  1. Jeff on 23 Jun 2005

    I'm still digesting this and have no substantive comments to make. I do have one insubstantive one: fete accompli?

  2. Jessica on 26 Jun 2005

    I don't understand why he fired the 3 bureau administrators. Where is this explained? We are left to assume that Water's problems were because of the guy who has only been in that position the past couple of years? What about the other two? With little explanation, this must leave a lot of people there wondering if they are next in line.

Trackbacks (2)

  1. Fireman Randy for Mayor! on 22 Jun 2005

    A while back on the Nick Fish Sunday sunrise talk show, the host half-kiddingly asked Portland Commissioner Randy Leonard what he would do if he was assigned the troubled Water Bureau by Mayor Tom Potter. Said Randy: "Then I'll have...

  2. 'Oregonian' New Focus On Commission Government on 23 Jun 2005

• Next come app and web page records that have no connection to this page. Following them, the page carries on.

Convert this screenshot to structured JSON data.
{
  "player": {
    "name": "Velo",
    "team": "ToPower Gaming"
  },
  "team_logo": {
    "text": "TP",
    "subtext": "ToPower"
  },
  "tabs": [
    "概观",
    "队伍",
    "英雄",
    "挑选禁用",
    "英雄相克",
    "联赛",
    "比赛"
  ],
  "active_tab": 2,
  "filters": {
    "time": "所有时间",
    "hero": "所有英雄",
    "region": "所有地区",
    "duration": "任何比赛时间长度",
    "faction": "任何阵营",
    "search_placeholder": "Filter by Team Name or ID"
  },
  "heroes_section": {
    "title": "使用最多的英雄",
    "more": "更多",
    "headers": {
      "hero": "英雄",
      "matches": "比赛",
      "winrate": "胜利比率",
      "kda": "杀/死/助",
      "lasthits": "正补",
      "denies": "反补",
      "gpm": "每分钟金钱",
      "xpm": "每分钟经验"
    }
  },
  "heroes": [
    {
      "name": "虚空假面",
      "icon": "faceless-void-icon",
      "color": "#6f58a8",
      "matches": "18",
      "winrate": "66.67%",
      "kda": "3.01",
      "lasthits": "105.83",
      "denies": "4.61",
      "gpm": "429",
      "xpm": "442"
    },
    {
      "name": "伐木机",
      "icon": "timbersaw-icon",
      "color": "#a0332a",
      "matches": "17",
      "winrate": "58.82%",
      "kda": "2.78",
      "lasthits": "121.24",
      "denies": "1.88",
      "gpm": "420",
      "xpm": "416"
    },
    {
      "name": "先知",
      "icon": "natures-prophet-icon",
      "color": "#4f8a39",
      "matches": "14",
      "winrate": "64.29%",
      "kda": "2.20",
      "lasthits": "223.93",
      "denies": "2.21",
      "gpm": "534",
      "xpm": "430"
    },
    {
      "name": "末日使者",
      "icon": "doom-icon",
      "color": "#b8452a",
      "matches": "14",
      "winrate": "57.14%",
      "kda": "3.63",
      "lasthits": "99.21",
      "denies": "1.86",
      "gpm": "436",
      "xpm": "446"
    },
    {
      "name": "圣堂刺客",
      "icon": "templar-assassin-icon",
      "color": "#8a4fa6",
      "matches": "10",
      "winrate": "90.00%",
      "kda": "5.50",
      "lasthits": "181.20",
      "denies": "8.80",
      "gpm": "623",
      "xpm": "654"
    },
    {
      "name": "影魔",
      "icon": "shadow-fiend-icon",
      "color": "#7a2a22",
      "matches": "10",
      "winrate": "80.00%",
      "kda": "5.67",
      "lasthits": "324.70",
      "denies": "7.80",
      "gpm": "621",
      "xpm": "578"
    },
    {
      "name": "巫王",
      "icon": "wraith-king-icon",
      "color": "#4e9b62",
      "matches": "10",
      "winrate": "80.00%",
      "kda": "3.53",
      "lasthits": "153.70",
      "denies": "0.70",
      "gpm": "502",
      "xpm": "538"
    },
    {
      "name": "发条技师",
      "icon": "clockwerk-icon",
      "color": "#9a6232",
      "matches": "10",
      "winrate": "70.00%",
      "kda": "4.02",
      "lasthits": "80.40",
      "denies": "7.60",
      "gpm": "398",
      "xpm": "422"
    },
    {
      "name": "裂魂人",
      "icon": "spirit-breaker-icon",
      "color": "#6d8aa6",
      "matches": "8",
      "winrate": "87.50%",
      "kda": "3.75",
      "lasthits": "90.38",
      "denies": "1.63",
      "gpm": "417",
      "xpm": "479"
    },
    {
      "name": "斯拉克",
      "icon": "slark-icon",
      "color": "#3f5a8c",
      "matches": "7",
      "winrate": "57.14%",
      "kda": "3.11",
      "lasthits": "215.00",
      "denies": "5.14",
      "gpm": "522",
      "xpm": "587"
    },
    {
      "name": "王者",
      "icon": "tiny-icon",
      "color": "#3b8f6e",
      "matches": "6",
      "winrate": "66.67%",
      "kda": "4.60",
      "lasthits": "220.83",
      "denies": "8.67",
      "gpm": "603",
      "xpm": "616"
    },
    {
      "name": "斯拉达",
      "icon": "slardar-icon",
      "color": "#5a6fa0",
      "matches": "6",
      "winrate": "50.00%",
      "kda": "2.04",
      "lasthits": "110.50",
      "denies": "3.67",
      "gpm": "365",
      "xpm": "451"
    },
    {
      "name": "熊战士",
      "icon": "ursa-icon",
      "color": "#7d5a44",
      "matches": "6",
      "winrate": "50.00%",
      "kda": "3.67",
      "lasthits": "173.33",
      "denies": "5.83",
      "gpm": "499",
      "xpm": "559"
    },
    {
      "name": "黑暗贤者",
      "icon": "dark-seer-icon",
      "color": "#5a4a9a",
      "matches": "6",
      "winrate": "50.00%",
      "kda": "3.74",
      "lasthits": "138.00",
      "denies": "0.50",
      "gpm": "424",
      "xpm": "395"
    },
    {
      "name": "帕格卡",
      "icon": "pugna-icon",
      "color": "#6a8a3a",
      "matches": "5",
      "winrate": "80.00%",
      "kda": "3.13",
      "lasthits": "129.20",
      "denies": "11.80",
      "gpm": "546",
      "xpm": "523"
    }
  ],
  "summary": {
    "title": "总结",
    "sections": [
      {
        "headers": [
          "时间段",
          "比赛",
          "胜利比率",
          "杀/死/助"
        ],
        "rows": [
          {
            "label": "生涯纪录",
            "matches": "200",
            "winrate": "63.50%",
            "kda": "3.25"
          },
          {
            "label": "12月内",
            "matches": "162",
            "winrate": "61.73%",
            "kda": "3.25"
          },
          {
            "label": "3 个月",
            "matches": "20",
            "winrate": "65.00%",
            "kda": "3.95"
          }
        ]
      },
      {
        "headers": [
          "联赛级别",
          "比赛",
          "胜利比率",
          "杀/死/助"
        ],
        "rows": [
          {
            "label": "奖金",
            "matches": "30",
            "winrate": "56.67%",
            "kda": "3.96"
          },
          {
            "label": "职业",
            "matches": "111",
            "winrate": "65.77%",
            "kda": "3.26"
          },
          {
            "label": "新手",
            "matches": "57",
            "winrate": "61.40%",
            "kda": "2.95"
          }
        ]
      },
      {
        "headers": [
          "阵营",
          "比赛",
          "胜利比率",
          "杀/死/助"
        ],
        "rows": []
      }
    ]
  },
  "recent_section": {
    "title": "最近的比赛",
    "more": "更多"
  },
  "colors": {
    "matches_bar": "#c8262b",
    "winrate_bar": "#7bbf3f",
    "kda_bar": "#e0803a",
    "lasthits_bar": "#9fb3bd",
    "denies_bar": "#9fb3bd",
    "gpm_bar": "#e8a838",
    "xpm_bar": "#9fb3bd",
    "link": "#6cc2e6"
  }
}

    Now that Mayor Potter has exercised his authority to assign City bureaus, the local media has begun to stir regarding Portland's form of government.